## WHAT IS BEING ASKED:
Your answer must be the full set of records, repeated exactly.
*** SUPPLIED DATA ***
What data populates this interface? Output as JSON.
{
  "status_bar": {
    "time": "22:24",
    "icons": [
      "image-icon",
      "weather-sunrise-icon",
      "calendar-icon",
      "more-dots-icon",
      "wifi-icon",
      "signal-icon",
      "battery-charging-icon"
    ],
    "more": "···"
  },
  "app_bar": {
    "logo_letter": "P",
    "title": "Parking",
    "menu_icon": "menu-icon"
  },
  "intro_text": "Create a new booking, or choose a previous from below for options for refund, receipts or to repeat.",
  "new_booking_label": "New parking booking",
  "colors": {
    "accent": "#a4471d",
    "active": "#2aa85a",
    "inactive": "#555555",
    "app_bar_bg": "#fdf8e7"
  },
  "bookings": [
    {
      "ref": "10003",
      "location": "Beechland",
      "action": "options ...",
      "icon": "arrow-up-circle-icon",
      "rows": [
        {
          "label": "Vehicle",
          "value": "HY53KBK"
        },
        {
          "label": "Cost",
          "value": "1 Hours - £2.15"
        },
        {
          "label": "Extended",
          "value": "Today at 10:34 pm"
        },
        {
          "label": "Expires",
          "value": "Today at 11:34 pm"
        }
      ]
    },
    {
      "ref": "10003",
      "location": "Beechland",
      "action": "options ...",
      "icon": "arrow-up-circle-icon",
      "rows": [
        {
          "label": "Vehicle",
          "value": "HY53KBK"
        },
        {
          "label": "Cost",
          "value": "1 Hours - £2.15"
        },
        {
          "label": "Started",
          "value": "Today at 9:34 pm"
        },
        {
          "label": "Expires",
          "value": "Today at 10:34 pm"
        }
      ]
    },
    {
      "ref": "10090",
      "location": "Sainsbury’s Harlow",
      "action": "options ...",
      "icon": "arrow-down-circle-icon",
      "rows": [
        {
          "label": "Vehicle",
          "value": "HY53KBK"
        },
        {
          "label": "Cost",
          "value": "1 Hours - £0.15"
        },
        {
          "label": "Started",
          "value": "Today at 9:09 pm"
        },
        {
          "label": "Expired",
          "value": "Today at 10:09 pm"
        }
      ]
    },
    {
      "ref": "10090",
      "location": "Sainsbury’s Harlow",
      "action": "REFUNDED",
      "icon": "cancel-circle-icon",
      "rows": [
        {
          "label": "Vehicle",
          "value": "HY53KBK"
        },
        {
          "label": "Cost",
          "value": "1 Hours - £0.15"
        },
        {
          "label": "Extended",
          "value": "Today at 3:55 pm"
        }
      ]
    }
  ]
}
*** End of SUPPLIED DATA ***
## REPLY TO THE EXERCISE:
What data populates this interface? Output as JSON.
{
  "status_bar": {
    "time": "22:24",
    "icons": [
      "image-icon",
      "weather-sunrise-icon",
      "calendar-icon",
      "more-dots-icon",
      "wifi-icon",
      "signal-icon",
      "battery-charging-icon"
    ],
    "more": "···"
  },
  "app_bar": {
    "logo_letter": "P",
    "title": "Parking",
    "menu_icon": "menu-icon"
  },
  "intro_text": "Create a new booking, or choose a previous from below for options for refund, receipts or to repeat.",
  "new_booking_label": "New parking booking",
  "colors": {
    "accent": "#a4471d",
    "active": "#2aa85a",
    "inactive": "#555555",
    "app_bar_bg": "#fdf8e7"
  },
  "bookings": [
    {
      "ref": "10003",
      "location": "Beechland",
      "action": "options ...",
      "icon": "arrow-up-circle-icon",
      "rows": [
        {
          "label": "Vehicle",
          "value": "HY53KBK"
        },
        {
          "label": "Cost",
          "value": "1 Hours - £2.15"
        },
        {
          "label": "Extended",
          "value": "Today at 10:34 pm"
        },
        {
          "label": "Expires",
          "value": "Today at 11:34 pm"
        }
      ]
    },
    {
      "ref": "10003",
      "location": "Beechland",
      "action": "options ...",
      "icon": "arrow-up-circle-icon",
      "rows": [
        {
          "label": "Vehicle",
          "value": "HY53KBK"
        },
        {
          "label": "Cost",
          "value": "1 Hours - £2.15"
        },
        {
          "label": "Started",
          "value": "Today at 9:34 pm"
        },
        {
          "label": "Expires",
          "value": "Today at 10:34 pm"
        }
      ]
    },
    {
      "ref": "10090",
      "location": "Sainsbury’s Harlow",
      "action": "options ...",
      "icon": "arrow-down-circle-icon",
      "rows": [
        {
          "label": "Vehicle",
          "value": "HY53KBK"
        },
        {
          "label": "Cost",
          "value": "1 Hours - £0.15"
        },
        {
          "label": "Started",
          "value": "Today at 9:09 pm"
        },
        {
          "label": "Expired",
          "value": "Today at 10:09 pm"
        }
      ]
    },
    {
      "ref": "10090",
      "location": "Sainsbury’s Harlow",
      "action": "REFUNDED",
      "icon": "cancel-circle-icon",
      "rows": [
        {
          "label": "Vehicle",
          "value": "HY53KBK"
        },
        {
          "label": "Cost",
          "value": "1 Hours - £0.15"
        },
        {
          "label": "Extended",
          "value": "Today at 3:55 pm"
        }
      ]
    }
  ]
}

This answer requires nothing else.